Direct Injection is a way of spraying fuel directly into the engine’s combustion chamber at high pressure. In the old days a carbureter was used to meter and mix the air and fuel entering the engine. The fuel was pumped into the engine at a low pressure (up to 9 or 12 psi) and was basically carefully poured into the engine by the carburetor. The carburetor was eventually replaced by single point fuel injection, where a single fuel injector (usually mounted in the intake manifold or throttle body) was used to spray a mist of fuel into the air stream. These systems often run at a slightly higher pressure than a carburetor, usually around 15 to 40 psi.
In the last few years most cars have used an individual fuel injector for each cylinder, mounted in the intake manifold. This allows for more accurate fuel control to each bank and and runs at a higher pressure (up to around 100 psi) to promote better mixing of the air and fuel. In all three of these systems the fuel must be injected while the intake valves are open, because the fuel is mixed with the air before it goes through the valves and reaches the combustion chamber. If the fuel were injected at any other time, it would simply pool in the intake manifold.
Some recent gasoline cars (and almost all diesels) use direct injection. In this system, only air flows past the intake valves and the fuel is injected directly into the combustion chamber at high pressures, up to 2,900 psi. The result is a swirl effect and improved combustion chamber cooling, allowing for higher compression ratios. As the compression ratio is increased engine efficiency also goes up, leading to improved fuel economy and more engine power. Direct injection also works well with forced induction engines, such as those fitted with turbochargers or superchargers.
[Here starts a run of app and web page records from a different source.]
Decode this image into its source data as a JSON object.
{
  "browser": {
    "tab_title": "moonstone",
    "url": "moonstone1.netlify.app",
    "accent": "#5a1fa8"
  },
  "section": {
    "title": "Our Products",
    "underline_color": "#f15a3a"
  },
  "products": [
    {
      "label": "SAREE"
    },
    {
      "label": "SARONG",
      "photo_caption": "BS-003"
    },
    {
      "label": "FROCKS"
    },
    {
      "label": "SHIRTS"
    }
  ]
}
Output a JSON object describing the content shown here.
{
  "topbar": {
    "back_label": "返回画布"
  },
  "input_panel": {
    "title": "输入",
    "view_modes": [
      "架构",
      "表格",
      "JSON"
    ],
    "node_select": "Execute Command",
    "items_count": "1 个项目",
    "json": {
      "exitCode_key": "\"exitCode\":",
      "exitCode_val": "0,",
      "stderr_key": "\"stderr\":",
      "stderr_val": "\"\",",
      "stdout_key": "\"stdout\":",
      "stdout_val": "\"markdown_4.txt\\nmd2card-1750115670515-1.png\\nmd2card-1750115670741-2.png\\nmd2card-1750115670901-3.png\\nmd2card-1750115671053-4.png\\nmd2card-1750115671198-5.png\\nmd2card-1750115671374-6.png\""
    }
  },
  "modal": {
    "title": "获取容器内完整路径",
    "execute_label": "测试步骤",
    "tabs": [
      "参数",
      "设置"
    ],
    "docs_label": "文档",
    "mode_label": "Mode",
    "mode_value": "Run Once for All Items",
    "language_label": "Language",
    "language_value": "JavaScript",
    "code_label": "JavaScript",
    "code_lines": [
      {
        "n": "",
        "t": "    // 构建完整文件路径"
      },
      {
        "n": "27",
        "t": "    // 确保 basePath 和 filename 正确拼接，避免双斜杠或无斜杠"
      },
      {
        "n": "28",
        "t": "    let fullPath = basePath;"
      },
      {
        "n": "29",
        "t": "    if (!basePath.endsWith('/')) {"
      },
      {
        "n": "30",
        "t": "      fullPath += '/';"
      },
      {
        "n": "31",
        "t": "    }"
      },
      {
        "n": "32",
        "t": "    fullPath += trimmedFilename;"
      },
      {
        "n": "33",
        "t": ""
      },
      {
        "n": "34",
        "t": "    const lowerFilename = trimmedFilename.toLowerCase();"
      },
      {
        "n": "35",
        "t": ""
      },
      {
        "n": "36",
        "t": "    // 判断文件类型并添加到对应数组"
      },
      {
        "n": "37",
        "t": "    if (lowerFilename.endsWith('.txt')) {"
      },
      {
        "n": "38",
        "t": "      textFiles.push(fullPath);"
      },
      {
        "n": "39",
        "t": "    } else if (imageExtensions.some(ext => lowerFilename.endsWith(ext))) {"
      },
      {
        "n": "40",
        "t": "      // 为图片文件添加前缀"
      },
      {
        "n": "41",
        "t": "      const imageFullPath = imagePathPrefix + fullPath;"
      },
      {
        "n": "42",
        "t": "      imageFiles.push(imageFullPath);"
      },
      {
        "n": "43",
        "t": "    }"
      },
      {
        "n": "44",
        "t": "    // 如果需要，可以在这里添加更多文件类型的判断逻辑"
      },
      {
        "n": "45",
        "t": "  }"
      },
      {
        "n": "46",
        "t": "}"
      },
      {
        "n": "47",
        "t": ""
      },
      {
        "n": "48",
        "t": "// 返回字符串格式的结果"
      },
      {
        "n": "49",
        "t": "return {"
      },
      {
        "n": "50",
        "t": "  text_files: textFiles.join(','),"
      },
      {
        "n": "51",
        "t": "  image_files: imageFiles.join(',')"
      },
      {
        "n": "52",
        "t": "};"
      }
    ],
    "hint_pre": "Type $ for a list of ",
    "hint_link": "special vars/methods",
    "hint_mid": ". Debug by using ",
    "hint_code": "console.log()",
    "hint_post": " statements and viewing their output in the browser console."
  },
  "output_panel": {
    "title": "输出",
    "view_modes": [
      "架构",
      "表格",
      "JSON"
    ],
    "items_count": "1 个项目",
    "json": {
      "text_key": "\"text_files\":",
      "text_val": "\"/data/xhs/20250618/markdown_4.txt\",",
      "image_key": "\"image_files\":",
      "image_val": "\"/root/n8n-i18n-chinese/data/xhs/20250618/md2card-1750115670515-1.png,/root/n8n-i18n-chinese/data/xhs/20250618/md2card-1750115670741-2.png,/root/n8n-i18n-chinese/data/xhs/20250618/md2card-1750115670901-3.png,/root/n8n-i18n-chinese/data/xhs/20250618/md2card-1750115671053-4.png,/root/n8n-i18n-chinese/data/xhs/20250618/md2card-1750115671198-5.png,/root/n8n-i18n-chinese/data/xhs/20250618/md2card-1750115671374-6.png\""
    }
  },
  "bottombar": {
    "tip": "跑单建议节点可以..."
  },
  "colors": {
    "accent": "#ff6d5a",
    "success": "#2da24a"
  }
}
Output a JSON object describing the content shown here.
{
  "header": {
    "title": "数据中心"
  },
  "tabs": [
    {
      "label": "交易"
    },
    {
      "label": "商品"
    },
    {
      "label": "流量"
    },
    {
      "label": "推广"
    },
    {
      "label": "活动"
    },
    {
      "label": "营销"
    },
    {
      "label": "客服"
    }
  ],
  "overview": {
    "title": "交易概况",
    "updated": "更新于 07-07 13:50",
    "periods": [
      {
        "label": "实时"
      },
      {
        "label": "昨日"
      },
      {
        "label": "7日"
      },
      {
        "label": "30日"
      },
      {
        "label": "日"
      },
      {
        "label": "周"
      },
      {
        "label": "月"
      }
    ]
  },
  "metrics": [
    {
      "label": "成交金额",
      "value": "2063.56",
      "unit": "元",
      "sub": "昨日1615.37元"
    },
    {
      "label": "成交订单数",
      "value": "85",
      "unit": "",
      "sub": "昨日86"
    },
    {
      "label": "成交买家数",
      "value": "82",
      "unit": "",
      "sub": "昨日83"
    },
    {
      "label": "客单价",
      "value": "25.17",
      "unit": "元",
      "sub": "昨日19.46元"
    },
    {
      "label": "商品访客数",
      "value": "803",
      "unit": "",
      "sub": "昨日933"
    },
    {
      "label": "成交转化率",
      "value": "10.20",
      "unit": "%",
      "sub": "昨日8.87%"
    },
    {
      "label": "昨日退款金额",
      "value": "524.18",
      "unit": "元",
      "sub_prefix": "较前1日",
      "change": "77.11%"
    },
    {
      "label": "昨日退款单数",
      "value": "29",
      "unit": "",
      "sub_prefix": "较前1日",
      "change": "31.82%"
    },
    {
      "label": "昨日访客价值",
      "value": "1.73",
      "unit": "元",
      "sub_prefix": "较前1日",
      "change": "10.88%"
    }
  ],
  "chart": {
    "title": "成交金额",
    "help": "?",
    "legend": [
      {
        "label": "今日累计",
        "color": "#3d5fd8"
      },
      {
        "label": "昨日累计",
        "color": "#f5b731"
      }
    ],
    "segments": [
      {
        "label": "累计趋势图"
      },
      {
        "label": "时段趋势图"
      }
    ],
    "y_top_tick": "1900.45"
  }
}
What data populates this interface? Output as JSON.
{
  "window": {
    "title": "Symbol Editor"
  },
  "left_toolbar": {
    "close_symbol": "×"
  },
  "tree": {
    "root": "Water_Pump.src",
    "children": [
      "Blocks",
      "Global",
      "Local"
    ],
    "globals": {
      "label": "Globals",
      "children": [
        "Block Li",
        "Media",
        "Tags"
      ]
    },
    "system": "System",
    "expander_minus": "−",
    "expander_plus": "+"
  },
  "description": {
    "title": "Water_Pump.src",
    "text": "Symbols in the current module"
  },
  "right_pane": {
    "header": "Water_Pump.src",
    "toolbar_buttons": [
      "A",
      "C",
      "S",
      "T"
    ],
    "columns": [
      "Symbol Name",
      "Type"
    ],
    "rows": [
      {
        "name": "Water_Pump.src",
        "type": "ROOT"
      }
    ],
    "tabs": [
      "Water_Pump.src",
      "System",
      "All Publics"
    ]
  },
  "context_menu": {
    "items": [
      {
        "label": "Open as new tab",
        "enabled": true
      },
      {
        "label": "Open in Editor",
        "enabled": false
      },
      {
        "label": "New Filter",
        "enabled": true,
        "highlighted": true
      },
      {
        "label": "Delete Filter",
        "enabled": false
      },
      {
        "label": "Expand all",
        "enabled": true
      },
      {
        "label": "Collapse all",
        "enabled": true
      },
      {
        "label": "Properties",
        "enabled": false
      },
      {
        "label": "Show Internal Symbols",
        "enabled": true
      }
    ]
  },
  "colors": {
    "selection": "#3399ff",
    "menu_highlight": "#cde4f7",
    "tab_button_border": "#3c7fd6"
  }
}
Because the gasoline is injected directly into the combustion chamber, fuel can be injected at any time. When there is little load on the engine it can be run extremely leanly, saving fuel and reducing emissions. In order to prevent detonation the fuel is not injected during the normal intake stroke, but instead late in the compression stroke. The result of all this is fuel economy up to 15% better than with traditional fuel injection, 5% more torque (especially at lower RPMs), and better throttle response.